I was particularly keen to hear that several cathedrals are using the Chant more often, although there is still a distinct bias towards South/Central England. I can only think of Leeds in N/NE England that is taking Chant seriously alongside other good Liturgical music, though I'm quite happy to stand corrected if that's not the case. That said, it's still good to hear, and I'm very much in favour of the proposed idea to have Regional Chant workshops in our cathedrals [led by the Cathedral Directors?] where details of local choirs/scholas such as ourselves can be provided should people who attend wish to take their interest further and start singing on a regular basis.

Putting Gregorian Chant aside, I'm also, as some of you know, very fond of the Eastern Rites. After leaving the Oratory, roydosan, [my host for the weekend] & I went up the road to the Russian Orthodox Cathedral for the Vigil Service of the Sunday of the Prodigal Son - all 2½ hours of it(!) accompanied by some excellent, virtually non-stop singing in both Church Slavonic & English by only a handful of chanters. Much praise is due, & if I knew who was in charge of the music there I'd write to them to let them know!

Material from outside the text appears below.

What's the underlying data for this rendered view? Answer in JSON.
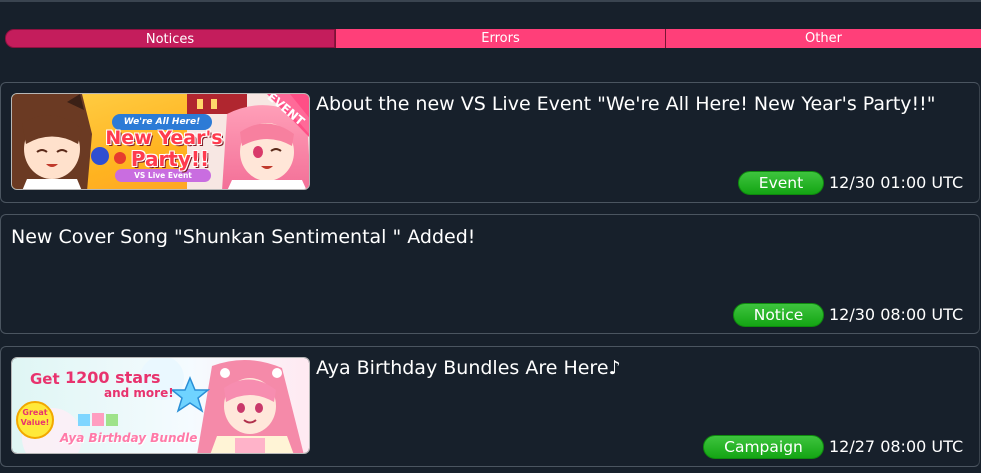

The Byzantine theme continued on Sunday with a visit to the Ukrainian Catholic Cathedral. This was an experience not to be missed. Although there were only 3 chanters, they had only to intone various parts of the Liturgy and we were suddenly engulfed by the sound of the entire congregation joining in - in harmony! Considering there were about 300-400 people present, you can imagine what that must have sounded like... For those of you who want to see/hear genuine participation without it being forced on you in the misguided mindset of 'Community', go along to your nearest Ukrainian Catholic or Orthodox church and prepare to be overwhelmed! The Poles, to be fair, are pretty good too, but the Roman Rite - in either form - doesn't really allow for the same experience because of the way it's structured. Other Byzantine Rites could potentially do the same of course, but in my experience, Greek, Russian & Romanian congregations just remain silent and let the chanters or choir get on with singing the Liturgy along with the clergy.

I would have liked to have stayed longer, but had a train to catch in order to sing Vespers of Septuagesima Sunday back in York, which in the end didn't happen due to the train breaking down - twice! Still, a pretty good weekend, and I'm looking forward to the next one. :-)